New Research Uncovers Noted Local Designer of Campus Gate
The designer of the famous "Rocky steps" at the Philadelphia Museum of Art (and the first African American graduate of the University of Pennsylvania's architecture program) designed Haverford's Edward B. Conklin Gate.
Noted Philadelphia architect Julian Abele (1881–1950), the first African American graduate of the University of Pennsylvania's Graduate School of Fine Arts, designed hundreds of prestigious public buildings and private Gilded Age mansions. His designs include everything from Duke University's west campus and Harvard University's Widener Memorial Library to the Free Library of Philadelphia and the Philadelphia Museum of Art (including its famous "Rocky steps"). The New York City home he designed for tobacco millionaire James Buchanan Duke—declared the "costliest home" on Fifth Ave. by The New York Times in 1912—is now part of NYU. But one of his first accomplishments was actually built on Haverford College's campus.
New research by Audrey A. and John L. Dusseau Professor in the Humanities and Professor of Fine Arts William Earle Williams uncovered that the Edward B. Conklin Gate, which sits on Railroad Avenue, was designed by the noted Philadelphia architect in 1901 while he was still a student at Penn. (He would graduate a year later.) Furthermore, Abele earned the assignment by winning a competition to design the gate, which was given as a memorial the titular member of Haverford's Class of 1899 who died in 1900.
"I had gone by this gate many times and had no idea it was designed by Abele and that it was his first commission that had been built," says Williams.
It wasn't just Williams who was ignorant of Abele's contribution to campus. A 1999 Historic Resources Campus Survey lists the gate's designer as "unidentified" and guesses that it might have been the work of Walter Mellor (Class of 1901), based on its style and the fact that Mellor was part of a group of alumni architects who worked on campus building projects over the years. Other sources, including the Penn Alumni Register, accurately attribute the design to Abele.

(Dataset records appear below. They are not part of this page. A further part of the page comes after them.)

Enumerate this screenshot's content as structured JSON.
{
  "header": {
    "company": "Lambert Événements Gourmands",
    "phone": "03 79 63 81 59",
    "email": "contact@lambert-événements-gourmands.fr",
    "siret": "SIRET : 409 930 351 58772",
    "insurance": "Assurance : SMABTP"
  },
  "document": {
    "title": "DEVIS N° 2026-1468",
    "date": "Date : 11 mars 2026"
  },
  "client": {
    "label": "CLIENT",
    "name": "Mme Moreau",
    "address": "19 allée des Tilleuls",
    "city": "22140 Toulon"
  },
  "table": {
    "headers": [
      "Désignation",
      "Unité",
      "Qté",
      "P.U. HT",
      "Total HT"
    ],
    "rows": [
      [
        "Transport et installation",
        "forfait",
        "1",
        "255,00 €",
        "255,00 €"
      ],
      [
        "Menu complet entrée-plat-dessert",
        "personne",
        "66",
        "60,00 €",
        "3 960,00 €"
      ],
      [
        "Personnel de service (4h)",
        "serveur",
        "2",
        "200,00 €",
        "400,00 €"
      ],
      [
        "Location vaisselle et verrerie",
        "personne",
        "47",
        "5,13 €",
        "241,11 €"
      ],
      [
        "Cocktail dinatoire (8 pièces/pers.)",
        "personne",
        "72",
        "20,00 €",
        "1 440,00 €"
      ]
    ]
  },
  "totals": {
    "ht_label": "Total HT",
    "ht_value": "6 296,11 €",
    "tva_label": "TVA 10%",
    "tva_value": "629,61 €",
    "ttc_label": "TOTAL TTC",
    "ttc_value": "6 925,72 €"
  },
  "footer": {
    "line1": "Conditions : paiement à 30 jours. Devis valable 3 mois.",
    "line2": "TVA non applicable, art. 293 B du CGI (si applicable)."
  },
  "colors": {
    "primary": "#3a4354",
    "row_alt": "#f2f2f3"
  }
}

Williams uncovered the truth of the gate's genesis while preparing a keynote talk for the December 17th dedication of a plaque in Abele's honor at Penn State Abington's Sutherland Hall, which the architect also designed.
"I will never again pass the Conklin Gate without thinking of the linked memories of Abele and Conklin," he says.